17 The technical viability of installing a new gas pipeline along the shortest route from the existing coastal pipeline to the new power stations in Tripoli is challenging and may not be commercially viable. The conversion of the existing Marsa El Brega LNG export terminal to an import terminal is viable based on utilisation of its land and connectivity. However, very little (if any) of the existing facilities are suitable for re-use and a fully new terminal is the logical way to proceed (being built to latest standards and with current technologies). However, the gas consumer analysis has indicated that an LNG terminal gas injection point is not required in this area. A site visit to 5 potential LNG import terminal locations has found that there are no existing infrastructure facilities available that would allow a fast track implementation of an import terminal. Each area would require investment in new import terminal infrastructure. Several potential LNG Import terminal configurations seem viable: FSRU with Buoy and subsea gas pipeline with ship to ship LNG transfer FSRU with a single fixed jetty and ship to ship LNG transfer FSRU with twin jetty and cross jetty LNG transfer FSU with onshore regasification facilities and ship to ship transfer Conventional onshore LNG terminal Each will need to be assessed on a site-specific basis in line with overall LNG import strategy Initial conclusions are that an FSRU with jetty would provide the best short-term solution but with recognition that it may need to be transitioned into a conventional onshore LNG terminal in the future. Various gas consumption scenarios (based on various power generation scenarios) have been reviewed and modelled against the current coastal pipeline system capacities and pressure limitations and the consensus is that the optimum location for the LNG injection point to suit most scenarios would be in the El Khoms area. Given the above factors is seems that the following points should be considered with regard to LNG Import options: SHORT TERM Continue to review gas send-out options to Italy and divert this gas to the power plants De-bottleneck the existing pipeline through investment in additional pipeline routes to bypass restrictive areas Develop the feasibility and FEED for an LNG Import Terminal (FSRU type due to timeframe requirements and potential flexibility) in the area near El Khoms and fix the configuration and site location MEDIUM TERM [Identification of the document] [Edition] 17/18 INTERNAL

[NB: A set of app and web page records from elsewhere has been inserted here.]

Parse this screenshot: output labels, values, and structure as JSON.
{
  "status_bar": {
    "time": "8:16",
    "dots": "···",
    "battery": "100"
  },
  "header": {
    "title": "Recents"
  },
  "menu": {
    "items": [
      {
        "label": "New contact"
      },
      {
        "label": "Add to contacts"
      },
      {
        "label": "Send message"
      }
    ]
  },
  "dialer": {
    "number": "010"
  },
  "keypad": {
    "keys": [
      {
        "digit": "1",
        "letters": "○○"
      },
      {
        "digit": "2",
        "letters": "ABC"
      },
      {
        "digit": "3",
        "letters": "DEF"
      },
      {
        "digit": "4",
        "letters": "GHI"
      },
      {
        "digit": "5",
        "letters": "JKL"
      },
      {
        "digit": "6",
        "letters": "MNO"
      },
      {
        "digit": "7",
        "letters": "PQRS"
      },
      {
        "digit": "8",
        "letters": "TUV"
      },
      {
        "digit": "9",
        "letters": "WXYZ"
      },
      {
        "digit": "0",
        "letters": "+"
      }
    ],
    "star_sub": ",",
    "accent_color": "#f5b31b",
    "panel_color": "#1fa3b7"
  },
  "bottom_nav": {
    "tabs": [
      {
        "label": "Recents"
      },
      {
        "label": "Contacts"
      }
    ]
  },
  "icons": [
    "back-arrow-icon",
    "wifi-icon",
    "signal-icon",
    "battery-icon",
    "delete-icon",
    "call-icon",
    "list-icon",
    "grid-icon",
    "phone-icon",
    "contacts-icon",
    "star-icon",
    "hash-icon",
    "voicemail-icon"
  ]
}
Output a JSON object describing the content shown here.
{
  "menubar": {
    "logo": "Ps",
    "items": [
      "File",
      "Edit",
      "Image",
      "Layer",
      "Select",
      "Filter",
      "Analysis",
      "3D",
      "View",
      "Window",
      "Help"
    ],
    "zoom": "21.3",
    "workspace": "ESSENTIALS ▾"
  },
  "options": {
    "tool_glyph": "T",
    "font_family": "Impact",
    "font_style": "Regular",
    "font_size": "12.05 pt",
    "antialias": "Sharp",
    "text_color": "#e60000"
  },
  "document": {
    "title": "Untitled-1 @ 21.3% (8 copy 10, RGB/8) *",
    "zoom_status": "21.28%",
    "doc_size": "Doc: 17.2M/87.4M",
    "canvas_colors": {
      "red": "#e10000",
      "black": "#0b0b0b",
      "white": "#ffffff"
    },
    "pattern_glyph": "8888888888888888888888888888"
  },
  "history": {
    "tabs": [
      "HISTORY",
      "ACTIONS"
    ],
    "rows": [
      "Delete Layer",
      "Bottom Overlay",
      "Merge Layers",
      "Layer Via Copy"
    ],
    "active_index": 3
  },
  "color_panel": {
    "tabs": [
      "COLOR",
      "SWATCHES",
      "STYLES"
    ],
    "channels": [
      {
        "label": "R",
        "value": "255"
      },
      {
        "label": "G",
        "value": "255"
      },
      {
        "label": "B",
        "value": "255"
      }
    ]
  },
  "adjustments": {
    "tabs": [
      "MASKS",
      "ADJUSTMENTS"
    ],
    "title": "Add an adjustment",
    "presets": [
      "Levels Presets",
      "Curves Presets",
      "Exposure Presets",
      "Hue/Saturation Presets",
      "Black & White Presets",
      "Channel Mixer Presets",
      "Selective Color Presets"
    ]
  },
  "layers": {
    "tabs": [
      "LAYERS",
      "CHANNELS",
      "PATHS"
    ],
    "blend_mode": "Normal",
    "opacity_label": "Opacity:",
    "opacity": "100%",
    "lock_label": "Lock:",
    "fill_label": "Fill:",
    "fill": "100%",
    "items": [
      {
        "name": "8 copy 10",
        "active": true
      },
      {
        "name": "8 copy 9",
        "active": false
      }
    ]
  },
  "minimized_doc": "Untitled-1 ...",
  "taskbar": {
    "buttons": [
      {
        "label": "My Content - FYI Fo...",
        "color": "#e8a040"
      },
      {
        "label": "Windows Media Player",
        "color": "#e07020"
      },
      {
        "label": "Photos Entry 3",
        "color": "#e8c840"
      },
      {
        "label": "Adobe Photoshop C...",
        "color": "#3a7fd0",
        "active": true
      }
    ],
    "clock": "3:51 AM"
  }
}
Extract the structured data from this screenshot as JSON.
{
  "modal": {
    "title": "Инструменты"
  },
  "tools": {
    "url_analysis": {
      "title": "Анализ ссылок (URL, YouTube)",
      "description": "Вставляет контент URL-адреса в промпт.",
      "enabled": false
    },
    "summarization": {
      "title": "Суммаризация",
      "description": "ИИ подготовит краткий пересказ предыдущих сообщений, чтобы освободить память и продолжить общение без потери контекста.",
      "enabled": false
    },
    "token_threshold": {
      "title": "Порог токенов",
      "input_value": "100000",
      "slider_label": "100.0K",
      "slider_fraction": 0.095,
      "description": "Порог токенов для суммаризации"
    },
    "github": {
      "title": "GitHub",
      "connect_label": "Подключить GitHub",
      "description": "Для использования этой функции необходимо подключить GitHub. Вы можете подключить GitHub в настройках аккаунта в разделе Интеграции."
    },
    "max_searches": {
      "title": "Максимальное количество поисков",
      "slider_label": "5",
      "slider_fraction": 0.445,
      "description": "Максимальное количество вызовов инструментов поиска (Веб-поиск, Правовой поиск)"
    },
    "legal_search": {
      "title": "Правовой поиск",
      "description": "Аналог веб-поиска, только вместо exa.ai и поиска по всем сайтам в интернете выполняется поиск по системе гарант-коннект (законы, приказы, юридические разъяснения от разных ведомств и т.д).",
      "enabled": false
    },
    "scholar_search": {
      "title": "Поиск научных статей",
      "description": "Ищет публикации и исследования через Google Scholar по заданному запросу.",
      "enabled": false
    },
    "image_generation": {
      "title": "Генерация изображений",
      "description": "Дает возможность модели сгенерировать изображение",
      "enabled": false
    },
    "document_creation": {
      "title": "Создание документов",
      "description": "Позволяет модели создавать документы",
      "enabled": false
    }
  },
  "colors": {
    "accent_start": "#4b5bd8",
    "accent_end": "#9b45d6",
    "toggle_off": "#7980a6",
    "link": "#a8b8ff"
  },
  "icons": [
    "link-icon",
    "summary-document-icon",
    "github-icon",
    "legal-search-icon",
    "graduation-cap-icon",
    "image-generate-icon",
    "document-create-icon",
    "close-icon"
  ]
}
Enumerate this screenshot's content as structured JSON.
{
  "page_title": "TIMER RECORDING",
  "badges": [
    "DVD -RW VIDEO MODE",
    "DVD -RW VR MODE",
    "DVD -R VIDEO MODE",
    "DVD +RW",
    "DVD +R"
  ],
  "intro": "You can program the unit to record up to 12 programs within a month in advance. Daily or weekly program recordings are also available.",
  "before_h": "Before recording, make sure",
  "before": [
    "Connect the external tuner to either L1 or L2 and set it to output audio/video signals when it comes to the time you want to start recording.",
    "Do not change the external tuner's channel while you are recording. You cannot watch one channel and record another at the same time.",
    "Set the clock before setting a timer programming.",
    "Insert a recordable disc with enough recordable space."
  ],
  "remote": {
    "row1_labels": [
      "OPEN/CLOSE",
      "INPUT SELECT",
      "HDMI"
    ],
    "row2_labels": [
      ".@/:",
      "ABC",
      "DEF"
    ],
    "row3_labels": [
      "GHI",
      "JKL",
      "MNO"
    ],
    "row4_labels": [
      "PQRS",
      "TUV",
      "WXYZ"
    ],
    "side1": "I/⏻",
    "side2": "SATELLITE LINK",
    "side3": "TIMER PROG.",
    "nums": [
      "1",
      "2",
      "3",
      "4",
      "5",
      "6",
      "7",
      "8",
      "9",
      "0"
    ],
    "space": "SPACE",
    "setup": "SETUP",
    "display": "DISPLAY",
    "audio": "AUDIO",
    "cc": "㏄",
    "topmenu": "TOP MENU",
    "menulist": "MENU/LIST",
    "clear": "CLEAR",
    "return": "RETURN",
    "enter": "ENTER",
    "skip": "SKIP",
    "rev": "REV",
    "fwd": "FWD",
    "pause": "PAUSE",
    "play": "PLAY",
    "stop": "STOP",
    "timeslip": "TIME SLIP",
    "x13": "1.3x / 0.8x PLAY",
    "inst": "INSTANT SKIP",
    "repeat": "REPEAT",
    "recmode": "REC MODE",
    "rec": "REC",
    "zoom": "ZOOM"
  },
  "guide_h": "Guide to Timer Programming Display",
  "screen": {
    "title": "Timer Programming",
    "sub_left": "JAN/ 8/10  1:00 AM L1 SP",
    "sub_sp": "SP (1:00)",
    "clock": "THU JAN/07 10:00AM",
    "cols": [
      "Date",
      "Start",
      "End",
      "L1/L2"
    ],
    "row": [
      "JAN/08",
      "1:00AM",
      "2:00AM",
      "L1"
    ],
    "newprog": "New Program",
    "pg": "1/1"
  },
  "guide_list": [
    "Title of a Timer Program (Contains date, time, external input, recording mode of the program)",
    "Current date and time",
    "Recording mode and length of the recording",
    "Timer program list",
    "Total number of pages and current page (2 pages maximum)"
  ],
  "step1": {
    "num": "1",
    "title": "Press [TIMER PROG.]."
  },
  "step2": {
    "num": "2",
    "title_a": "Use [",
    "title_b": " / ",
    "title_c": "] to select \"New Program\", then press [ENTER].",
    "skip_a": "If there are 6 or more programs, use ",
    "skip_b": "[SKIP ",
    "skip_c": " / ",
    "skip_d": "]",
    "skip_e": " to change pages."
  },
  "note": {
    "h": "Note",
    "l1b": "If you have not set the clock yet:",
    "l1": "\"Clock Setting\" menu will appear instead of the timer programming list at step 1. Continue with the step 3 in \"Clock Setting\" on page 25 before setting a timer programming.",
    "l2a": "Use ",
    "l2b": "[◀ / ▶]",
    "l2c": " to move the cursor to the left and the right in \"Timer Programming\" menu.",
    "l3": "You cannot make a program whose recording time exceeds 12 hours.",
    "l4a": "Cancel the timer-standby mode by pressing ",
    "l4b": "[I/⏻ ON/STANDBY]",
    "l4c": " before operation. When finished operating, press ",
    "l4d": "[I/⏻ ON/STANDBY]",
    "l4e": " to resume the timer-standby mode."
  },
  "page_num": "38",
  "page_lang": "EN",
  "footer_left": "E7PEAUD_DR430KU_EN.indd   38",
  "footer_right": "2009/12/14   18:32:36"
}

18 Supplement the existing gas supplies in the West of Libya with the implementation of a new FSRU based LNG import terminal with a design that could allow future expansion and development into a conventional onshore LNG terminal. LONG TERM Encourage investment in domestic gas production to provide additional gas where possible Transition the FSRU type LNG terminal into an onshore LNG terminal Develop the feasibility and FEED for providing a further dedicated LNG import terminal (FSRU type) to feed the Power plants in the Tobruk area. Develop the feasibility and FEED for providing a further dedicated LNG import terminal (FSRU type) to feed the Power plants in the West Tripoli. 19. BASE DATA FROM GECOL & NOC The following information / data have been provided by GECOL and NOC as baseline reference documentation for the development of the study: From GECOL From NOC LNG Import Study 2016 from GECOL List of Consultant Required Data Excel Spreadsheet Power Station Type Excel Spreadsheet 34 Coastal Pipeline System Report 21/03/2017 PP Presentation Data for GECOL Study PP Presentation Data for GECOL Study 2 PP Presentation Data for GECOL Study 3 Libya Natural Gas Supply / Demand Balance Excel Spreadsheet [Identification of the document] [Edition] 18/18 INTERNAL